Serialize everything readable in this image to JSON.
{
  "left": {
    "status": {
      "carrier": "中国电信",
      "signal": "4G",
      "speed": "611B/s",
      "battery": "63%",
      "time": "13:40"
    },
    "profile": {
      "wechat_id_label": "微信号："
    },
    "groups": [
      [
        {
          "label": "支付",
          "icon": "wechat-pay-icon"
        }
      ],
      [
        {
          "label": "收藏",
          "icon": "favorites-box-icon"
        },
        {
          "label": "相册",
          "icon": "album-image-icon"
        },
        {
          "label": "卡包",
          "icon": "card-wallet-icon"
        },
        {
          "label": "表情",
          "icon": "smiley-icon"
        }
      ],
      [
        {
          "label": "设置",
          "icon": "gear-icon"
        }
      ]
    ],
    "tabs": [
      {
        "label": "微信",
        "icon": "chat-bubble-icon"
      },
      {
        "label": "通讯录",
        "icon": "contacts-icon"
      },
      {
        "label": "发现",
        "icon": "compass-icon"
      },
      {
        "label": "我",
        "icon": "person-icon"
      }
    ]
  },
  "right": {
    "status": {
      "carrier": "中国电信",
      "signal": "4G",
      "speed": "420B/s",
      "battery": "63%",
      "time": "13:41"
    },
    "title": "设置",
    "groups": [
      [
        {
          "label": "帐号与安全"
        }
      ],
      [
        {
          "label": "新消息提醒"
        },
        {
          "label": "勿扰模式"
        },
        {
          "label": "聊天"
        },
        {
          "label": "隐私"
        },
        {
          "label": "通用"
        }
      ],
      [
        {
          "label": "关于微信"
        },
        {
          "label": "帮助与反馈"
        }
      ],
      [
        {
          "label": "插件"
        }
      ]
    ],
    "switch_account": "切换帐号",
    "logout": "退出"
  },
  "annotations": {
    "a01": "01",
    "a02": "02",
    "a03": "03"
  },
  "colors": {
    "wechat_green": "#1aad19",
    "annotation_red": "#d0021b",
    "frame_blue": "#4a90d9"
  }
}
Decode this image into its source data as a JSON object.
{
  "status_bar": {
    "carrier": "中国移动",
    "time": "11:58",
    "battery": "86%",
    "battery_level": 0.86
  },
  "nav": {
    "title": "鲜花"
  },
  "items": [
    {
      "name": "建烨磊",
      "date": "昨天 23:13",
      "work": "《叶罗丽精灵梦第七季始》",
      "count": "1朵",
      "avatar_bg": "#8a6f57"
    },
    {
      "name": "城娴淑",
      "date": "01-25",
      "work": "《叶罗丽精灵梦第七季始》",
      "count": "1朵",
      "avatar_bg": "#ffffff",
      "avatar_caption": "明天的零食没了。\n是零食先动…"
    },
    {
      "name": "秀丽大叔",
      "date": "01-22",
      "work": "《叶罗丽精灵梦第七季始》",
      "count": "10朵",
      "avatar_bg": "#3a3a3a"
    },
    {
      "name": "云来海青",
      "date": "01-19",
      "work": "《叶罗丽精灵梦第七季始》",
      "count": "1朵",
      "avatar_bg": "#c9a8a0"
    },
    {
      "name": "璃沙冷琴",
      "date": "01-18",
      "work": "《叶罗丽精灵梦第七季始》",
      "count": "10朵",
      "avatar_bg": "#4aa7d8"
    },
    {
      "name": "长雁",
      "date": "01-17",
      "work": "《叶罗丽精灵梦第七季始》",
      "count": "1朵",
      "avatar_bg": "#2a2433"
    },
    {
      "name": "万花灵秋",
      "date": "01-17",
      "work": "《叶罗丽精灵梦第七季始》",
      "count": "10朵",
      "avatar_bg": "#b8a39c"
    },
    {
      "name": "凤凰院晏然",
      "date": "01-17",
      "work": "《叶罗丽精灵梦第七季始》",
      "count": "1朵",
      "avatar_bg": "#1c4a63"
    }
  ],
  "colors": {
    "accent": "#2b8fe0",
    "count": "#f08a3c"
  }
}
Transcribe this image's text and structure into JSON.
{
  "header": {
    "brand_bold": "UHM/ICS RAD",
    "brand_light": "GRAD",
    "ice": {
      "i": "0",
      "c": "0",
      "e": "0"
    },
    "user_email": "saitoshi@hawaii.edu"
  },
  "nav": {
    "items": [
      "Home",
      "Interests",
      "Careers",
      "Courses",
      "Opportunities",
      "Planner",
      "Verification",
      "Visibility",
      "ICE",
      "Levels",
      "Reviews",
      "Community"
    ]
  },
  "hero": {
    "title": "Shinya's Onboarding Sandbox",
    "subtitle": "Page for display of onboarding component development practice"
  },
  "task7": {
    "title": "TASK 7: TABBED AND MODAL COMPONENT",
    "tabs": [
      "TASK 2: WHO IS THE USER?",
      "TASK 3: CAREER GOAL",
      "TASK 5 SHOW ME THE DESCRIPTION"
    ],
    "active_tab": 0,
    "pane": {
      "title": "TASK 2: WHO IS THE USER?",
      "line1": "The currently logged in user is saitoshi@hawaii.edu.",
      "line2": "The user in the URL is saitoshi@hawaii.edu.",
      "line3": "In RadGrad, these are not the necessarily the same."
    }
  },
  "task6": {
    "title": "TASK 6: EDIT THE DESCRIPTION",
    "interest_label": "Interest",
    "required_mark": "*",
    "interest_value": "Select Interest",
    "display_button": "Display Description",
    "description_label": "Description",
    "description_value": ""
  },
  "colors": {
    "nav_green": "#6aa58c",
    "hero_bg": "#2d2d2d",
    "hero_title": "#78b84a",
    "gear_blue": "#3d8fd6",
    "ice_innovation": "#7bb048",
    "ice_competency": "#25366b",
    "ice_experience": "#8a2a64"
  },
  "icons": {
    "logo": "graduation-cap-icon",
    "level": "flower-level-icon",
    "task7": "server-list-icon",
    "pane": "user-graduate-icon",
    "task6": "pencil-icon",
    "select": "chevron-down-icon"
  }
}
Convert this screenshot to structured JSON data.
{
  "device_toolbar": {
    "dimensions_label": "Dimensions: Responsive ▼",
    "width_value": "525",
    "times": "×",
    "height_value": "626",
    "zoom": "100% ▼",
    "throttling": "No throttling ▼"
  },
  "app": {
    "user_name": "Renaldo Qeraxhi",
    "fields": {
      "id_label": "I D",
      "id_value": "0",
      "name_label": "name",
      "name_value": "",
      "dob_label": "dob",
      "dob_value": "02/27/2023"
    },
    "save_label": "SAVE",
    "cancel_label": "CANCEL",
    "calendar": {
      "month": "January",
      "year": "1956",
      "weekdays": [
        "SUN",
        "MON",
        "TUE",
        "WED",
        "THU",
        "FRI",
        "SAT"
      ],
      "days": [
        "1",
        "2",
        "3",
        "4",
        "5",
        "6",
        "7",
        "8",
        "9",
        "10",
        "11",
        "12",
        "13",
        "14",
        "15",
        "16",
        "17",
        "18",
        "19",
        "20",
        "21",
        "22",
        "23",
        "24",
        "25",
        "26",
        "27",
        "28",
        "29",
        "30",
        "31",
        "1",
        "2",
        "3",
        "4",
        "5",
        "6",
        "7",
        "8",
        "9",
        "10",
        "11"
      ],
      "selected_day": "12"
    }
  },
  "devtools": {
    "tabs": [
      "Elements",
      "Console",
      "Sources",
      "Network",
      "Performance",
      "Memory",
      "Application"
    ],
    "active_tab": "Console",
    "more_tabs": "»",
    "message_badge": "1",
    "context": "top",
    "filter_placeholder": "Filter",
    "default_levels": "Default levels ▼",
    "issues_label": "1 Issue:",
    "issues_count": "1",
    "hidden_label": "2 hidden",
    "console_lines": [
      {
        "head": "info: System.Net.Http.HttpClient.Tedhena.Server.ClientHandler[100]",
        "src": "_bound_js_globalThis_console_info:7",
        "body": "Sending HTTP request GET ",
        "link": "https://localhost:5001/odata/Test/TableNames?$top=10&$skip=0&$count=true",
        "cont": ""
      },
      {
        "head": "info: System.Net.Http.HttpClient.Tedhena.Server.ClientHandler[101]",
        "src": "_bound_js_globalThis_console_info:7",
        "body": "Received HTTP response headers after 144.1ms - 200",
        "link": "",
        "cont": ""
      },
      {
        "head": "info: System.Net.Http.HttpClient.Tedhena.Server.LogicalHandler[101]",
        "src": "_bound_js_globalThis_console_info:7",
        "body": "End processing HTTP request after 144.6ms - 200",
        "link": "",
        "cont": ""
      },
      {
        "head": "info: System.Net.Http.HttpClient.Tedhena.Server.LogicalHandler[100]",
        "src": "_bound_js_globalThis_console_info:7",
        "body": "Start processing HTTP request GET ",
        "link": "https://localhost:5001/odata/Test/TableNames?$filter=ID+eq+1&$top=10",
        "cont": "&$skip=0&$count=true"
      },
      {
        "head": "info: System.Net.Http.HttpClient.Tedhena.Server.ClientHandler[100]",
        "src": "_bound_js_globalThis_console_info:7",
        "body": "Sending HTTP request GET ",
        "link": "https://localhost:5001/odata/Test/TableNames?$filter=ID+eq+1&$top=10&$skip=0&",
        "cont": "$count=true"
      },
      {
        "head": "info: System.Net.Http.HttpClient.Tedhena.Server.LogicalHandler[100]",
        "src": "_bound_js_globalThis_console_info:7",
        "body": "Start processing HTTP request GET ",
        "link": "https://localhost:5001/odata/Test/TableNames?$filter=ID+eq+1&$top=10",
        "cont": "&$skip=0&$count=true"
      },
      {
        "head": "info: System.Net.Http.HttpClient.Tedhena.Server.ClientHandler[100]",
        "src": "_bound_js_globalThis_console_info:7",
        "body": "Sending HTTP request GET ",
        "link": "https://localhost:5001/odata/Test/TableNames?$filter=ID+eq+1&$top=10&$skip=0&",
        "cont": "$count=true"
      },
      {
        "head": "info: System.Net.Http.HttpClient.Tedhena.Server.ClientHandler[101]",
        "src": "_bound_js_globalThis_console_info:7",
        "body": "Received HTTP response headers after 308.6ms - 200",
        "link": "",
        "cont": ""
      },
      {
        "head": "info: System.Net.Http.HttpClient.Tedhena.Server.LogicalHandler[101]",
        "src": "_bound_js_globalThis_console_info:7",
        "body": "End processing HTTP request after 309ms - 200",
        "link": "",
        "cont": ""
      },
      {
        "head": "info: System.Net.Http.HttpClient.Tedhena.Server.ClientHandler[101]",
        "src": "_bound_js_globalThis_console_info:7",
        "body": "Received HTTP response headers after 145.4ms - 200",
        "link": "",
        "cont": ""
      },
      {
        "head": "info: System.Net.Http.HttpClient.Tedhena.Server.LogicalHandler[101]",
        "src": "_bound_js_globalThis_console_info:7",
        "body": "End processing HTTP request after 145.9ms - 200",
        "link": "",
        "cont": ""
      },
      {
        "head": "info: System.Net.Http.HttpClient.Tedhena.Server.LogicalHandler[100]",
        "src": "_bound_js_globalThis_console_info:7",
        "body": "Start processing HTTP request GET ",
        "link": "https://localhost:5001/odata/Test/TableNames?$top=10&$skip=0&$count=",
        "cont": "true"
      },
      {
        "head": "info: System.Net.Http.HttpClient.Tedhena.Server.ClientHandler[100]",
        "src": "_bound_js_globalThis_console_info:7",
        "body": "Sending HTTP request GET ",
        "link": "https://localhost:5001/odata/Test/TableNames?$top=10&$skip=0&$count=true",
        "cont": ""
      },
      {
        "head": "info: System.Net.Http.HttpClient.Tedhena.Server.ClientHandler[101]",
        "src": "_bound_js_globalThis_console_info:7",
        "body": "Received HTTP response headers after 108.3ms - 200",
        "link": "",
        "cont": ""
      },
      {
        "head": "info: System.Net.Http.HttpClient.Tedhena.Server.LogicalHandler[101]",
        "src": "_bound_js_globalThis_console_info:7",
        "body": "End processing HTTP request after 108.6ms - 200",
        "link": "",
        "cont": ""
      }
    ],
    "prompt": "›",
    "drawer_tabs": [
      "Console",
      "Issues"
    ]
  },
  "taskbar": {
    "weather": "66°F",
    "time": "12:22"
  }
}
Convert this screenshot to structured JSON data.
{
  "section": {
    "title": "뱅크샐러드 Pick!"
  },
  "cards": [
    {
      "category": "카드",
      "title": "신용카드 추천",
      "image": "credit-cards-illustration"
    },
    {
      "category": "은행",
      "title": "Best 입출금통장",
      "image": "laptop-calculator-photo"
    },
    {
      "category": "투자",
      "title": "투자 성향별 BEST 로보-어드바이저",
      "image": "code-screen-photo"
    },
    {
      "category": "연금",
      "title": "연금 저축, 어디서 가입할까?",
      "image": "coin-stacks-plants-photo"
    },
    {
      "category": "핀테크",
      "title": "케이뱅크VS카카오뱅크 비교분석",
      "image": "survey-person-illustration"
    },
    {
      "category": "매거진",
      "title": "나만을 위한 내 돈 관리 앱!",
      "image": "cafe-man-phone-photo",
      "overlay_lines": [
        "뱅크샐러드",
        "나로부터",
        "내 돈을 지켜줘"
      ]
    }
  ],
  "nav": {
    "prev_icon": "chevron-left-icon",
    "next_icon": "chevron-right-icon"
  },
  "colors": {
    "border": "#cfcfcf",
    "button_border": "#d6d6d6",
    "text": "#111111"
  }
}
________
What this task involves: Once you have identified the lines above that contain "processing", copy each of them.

Exercise solution:
        "body": "End processing HTTP request after 144.6ms - 200",
        "body": "Start processing HTTP request GET ",
        "body": "Start processing HTTP request GET ",
        "body": "End processing HTTP request after 309ms - 200",
        "body": "End processing HTTP request after 145.9ms - 200",
        "body": "Start processing HTTP request GET ",
        "body": "End processing HTTP request after 108.6ms - 200",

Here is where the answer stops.